A few weeks ago, we were down in Franche-Comte (where we will have our wedding). As J’s mother works at the school (which happens to be in the same building as the town hall – gotta love small town France!), she was able to get us the “dossier de mariage”, a wedding date already on the books (normally you need to hand in said dossier for the date), and an appointment for our “audition”.
Wait. Audition. What the hell is that? Even if you were married in France, you might not have ever heard of it unless you were married fairly recently. It’s a rather new development. It’s basically an interview that you do with someone at the town hall. It’s a way to sort of feel out if it’s a “mariage blanc” (green card marriage) or to be sure both parties want the marriage. It’s not just for foreigners (as the woman assured us several times), but for all couples getting married in France. Not having an audition can be grounds for the marriage to be canceled by the Prefecture.
The interview can be conducted with both parties at the same time or separately. We had ours together, because as the woman knows J’s mom, she really wasn’t trying to discern if it was a fake wedding or not (for the record, it’s not fake).

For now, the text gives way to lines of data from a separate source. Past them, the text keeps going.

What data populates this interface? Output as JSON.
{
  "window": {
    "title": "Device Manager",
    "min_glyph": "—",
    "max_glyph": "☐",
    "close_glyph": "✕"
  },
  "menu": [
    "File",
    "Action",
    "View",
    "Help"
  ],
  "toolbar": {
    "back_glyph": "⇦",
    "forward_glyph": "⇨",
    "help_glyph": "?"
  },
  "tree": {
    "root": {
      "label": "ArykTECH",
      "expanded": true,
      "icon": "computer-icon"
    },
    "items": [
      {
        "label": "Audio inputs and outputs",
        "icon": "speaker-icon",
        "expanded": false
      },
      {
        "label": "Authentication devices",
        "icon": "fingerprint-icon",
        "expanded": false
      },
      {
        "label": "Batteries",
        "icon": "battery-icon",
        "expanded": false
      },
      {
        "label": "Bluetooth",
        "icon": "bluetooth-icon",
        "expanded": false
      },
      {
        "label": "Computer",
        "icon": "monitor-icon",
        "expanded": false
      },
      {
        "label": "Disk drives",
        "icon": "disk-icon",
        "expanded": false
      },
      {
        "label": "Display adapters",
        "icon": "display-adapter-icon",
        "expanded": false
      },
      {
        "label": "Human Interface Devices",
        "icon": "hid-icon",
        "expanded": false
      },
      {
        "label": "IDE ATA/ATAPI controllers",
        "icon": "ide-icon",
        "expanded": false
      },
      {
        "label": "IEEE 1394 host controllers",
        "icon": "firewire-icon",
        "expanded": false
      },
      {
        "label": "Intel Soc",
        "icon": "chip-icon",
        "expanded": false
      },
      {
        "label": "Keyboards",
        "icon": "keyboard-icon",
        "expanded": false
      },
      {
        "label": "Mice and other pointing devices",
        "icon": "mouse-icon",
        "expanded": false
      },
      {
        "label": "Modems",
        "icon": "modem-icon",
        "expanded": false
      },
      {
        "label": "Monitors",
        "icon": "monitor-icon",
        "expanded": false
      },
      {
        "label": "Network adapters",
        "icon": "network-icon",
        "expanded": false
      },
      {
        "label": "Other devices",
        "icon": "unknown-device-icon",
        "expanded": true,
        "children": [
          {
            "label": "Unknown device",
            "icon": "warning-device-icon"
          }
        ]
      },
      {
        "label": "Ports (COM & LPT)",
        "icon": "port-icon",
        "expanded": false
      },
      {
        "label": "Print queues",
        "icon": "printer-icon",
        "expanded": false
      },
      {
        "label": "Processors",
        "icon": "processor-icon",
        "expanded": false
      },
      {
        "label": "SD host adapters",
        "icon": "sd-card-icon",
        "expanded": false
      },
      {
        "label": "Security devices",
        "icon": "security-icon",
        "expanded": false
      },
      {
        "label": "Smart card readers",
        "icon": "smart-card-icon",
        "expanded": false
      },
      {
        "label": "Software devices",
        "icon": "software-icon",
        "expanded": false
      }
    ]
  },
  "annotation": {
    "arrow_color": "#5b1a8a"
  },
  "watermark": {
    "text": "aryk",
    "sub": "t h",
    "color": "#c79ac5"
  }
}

We were asked questions like where we met, if we lived together (and for how long), why we were getting married (one of the reasons to check is actually for papers!), if each other’s families had met us, if they supported the wedding, how long we’ve been planning the wedding, etc. There were also questions like if we wanted kids, if we believed marriage was just to have kids, if we believed you could have kids outside of marriage, what we thought marriage was for, etc. Wow! Some of the questions seemed deeply personal and like it should be none of their business.
Anyway, we found the procedure fairly painless – though I can imagine it could be a real problem for some couples! And I imagine for certain foreigners, the person doing the interview could be less than friendly in some places, so we definitely lucked out.
So yes, now, to get married in France, you need to go through this sort of interview along with handing in a dossier full of lovely paperwork.
The dossier is easy for the Frenchies (copy of ID, proof of residence, and a birth certificate less than 3 months old – that is free for them to get!).
For foreigners, you need a birth certificate that is less than 6 months old and its apostille (both of which cost money and need certified translations in French). Cost is about 100 euros altogether give or take. You need a certificat de coutume and certificat de celibat. Neither exist in the US (surprise surprise), so the US Embassy provides a notarized service with a declaration that you sign under oath. Cost is currently $50 (38 euros when I went) plus the cost of a trip to Paris or your nearest US Consulate. You also need copies of your passport (and visa/titre de sejour depending on your country) and proof of residence.
Ah, at least that’s the administrative part down. For now… I’ll have to change my residency card after the wedding.